James Nolan is the Washington Gladden 1859 Professor of Sociology at Williams College. His areas of study include law and society, culture, and technology and social change. His latest book, Atomic Doctors: Conscience and Complicity at the Dawn of the Nuclear Age, examines the experiences of medical professionals involved in the Manhattan Project.
Fr. John Kartje is the Rector/President of the University of St. Mary of the Lake. Prior to this appointment, Fr. Kartje received PhDs from both the University of Chicago’s Department of Astronomy and Astrophysics and the Catholic University of America’s Department of Biblical Studies.
Timothy Dolch has been teaching at Hillsdale College since 2015. His research interests include radio astronomy, pulsars, and galaxy evolution.
Peter Tierney received a Ph.D. in Geophysical Sciences from the University of Chicago in 2018. His research interests include Paleoecology and how reef systems affect evolutionary trends.
Stephen Barr has been teaching at the University of Delaware since 1987. His research interests include Particle Theory and Cosmology. In addition, he is the President of the Society of Catholic Scientists.
Christopher Baglow received a Ph.D. in Systematic Theology from Duquesne University in 2000. He is currently the Director of the Science & Religion Initiative at the McGrath Institute.
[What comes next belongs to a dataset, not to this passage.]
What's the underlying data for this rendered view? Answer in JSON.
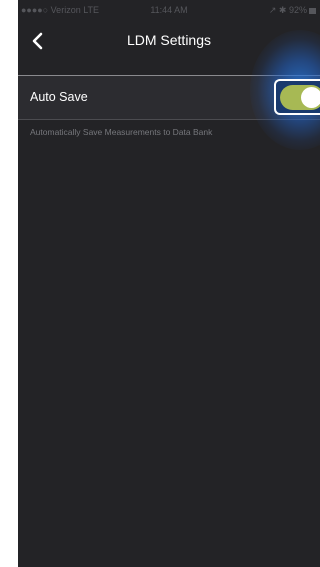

Michael Murphy received a Ph.D. in Theology, Philosophy, and Literature from the Graduate Theological Union in 2005. He is currently the Director of the Hank Center for the Catholic Intellectual Heritage and a Senior Lecturer at Loyola University Chicago.
Jason Baxter received his Ph.D. from the University of Notre Dame. He is the author of numerous books, including The Medieval Mind of C.S. Lewis and An Introduction to Christian Mysticism.
Conference is FREE for high school students to attend. Adults accompanied by students will have their fee waived.
*The Newman Forum will be responsible for abiding the COVID-19 precautions set in place by Mundelein Seminary, in order to utilize their space. If these requirements change, we will notify all registrants as the event approaches.
Questions, comments, or concerns can be directed to Austin Walker, Director of the Newman Forum (firstname.lastname@example.org)